[Collected data]
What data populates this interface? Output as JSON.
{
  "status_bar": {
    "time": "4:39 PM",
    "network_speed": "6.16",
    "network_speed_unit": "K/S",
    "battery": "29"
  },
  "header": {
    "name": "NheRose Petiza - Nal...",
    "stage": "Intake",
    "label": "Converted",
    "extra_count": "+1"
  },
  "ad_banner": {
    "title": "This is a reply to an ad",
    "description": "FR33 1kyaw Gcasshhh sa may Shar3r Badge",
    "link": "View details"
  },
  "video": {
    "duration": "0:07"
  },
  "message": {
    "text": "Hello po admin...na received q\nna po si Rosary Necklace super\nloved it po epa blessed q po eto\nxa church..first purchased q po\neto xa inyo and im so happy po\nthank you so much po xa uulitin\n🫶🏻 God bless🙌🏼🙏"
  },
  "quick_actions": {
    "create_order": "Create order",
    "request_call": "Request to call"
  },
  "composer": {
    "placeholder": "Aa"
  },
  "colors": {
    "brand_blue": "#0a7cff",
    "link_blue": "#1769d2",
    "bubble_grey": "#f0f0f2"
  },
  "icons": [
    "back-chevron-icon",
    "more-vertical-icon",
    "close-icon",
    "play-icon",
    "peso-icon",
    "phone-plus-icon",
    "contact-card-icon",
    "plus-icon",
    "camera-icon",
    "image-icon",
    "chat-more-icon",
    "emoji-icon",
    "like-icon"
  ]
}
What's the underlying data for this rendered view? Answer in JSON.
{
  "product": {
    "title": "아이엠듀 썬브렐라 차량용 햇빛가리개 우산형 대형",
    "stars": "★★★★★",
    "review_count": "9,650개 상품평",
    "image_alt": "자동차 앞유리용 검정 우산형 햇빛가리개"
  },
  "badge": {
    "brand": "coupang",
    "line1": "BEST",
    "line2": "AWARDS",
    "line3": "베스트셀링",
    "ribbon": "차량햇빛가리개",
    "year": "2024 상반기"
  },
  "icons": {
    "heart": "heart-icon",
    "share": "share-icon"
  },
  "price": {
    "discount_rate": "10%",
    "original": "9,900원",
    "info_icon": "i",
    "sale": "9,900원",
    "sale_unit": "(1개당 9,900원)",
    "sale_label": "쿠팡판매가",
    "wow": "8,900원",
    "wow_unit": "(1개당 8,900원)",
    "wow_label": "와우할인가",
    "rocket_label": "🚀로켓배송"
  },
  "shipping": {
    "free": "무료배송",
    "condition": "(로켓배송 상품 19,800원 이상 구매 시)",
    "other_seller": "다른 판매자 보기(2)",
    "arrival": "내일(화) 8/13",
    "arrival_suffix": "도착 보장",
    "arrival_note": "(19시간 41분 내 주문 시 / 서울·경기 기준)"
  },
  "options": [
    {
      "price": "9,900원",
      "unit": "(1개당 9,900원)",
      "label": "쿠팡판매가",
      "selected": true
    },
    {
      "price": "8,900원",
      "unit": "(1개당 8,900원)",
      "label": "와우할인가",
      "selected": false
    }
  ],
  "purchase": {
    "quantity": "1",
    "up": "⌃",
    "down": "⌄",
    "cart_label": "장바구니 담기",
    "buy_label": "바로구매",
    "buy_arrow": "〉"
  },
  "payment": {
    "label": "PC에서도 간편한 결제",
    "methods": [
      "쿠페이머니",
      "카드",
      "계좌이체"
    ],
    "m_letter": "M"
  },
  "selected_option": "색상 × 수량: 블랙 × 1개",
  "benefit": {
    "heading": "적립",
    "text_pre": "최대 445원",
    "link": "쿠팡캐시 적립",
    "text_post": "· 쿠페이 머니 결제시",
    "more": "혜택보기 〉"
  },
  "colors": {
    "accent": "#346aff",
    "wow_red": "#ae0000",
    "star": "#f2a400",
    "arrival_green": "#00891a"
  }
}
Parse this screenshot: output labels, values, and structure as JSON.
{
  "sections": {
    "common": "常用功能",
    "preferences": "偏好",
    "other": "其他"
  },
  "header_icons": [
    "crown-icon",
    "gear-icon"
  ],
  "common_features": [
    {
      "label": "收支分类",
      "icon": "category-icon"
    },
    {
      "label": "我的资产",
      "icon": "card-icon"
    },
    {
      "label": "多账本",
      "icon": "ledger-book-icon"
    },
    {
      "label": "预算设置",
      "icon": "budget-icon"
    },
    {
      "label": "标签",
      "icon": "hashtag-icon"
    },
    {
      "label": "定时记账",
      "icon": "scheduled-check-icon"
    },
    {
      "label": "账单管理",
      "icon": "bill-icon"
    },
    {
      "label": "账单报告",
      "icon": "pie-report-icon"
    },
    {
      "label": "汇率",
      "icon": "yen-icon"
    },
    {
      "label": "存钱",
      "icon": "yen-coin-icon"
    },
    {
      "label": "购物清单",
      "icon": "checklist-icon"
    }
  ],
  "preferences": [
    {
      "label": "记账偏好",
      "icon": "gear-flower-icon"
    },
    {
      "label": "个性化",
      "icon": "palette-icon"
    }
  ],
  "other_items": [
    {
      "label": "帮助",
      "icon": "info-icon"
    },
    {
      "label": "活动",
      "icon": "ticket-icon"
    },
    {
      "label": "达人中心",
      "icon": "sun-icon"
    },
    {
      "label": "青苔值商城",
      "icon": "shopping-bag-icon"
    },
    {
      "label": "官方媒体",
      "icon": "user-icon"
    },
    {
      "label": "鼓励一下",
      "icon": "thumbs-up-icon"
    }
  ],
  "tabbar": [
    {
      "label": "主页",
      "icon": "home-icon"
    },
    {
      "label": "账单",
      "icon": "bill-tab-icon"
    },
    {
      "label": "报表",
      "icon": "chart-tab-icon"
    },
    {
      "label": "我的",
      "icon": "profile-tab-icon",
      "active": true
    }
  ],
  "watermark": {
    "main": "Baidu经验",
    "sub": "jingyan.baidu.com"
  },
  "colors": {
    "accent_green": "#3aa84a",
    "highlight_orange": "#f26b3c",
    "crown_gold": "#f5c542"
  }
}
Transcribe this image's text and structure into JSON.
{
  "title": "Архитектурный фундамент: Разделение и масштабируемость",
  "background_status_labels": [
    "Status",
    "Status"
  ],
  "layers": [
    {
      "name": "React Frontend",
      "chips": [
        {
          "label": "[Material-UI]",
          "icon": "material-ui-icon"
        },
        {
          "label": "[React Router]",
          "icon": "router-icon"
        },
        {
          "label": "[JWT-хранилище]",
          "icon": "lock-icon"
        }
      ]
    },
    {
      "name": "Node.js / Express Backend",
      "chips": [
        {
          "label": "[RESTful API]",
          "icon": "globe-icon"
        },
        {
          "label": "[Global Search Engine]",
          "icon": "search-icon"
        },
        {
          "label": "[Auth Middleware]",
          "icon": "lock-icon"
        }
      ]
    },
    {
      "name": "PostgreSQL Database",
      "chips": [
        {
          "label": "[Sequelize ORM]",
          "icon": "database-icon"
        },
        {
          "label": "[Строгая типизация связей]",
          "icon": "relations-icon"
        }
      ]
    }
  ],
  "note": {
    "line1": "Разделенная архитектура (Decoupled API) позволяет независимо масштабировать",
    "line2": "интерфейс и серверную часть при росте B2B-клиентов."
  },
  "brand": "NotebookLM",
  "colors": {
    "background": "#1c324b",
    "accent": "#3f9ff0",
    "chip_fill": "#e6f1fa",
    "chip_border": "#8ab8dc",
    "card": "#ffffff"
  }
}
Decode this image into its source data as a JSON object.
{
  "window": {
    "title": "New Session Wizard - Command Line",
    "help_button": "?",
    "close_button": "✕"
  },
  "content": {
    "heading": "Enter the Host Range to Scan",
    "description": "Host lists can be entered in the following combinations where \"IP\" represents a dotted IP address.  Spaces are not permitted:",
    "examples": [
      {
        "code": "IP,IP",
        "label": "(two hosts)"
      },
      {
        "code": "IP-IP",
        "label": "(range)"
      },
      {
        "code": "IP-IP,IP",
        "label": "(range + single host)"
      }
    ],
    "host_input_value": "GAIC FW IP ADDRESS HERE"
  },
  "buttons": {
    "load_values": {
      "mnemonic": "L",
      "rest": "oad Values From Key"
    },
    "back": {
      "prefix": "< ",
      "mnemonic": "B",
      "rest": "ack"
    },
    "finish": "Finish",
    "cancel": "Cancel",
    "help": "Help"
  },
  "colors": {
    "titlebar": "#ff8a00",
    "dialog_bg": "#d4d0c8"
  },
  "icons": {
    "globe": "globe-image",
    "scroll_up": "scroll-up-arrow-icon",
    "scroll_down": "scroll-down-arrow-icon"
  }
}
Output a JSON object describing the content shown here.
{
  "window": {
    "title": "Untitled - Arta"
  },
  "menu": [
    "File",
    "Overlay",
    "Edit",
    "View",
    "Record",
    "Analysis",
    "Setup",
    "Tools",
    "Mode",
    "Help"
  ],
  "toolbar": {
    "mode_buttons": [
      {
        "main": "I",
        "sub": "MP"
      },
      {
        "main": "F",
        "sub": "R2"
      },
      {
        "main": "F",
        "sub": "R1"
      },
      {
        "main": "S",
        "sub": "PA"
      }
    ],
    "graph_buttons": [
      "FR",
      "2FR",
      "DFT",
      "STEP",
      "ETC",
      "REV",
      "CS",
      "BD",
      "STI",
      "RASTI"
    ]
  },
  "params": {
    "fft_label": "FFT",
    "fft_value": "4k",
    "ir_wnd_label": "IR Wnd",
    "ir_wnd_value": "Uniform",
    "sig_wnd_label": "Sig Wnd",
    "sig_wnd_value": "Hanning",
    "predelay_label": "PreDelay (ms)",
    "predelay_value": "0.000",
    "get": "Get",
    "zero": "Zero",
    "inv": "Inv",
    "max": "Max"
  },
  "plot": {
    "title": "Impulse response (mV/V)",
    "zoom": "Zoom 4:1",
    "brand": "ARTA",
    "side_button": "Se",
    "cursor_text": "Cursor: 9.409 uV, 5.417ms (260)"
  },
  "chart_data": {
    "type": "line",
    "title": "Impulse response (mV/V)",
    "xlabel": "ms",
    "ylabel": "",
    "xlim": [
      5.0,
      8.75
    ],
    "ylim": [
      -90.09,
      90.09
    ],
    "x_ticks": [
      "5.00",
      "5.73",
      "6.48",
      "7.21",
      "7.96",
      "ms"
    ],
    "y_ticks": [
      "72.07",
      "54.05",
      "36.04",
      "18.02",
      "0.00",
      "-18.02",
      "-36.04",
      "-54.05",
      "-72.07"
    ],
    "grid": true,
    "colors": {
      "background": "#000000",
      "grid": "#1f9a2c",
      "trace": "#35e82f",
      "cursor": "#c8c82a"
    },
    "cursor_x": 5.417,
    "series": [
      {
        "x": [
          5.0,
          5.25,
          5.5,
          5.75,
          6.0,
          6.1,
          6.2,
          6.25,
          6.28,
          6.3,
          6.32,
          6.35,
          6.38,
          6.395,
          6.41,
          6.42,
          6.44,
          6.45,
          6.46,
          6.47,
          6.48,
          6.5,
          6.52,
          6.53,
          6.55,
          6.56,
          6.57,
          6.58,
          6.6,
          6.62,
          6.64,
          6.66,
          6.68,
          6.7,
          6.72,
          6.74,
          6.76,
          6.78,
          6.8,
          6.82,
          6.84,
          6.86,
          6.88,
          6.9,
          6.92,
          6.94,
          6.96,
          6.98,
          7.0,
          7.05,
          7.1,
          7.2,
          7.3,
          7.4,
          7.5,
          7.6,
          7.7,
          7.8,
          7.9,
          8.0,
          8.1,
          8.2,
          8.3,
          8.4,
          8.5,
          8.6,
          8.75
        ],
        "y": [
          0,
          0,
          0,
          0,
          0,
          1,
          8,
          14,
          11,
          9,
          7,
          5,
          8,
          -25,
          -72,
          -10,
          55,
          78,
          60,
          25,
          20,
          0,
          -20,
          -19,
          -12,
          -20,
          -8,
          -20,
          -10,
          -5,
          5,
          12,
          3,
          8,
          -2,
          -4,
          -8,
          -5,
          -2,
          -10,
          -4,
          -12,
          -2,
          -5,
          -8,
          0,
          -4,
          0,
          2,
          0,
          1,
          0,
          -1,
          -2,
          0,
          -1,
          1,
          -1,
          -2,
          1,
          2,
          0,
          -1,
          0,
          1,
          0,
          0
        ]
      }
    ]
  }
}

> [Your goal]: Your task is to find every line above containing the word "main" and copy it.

> [Answer box]:
    "main": "Baidu经验",
        "main": "I",
        "main": "F",
        "main": "F",
        "main": "S",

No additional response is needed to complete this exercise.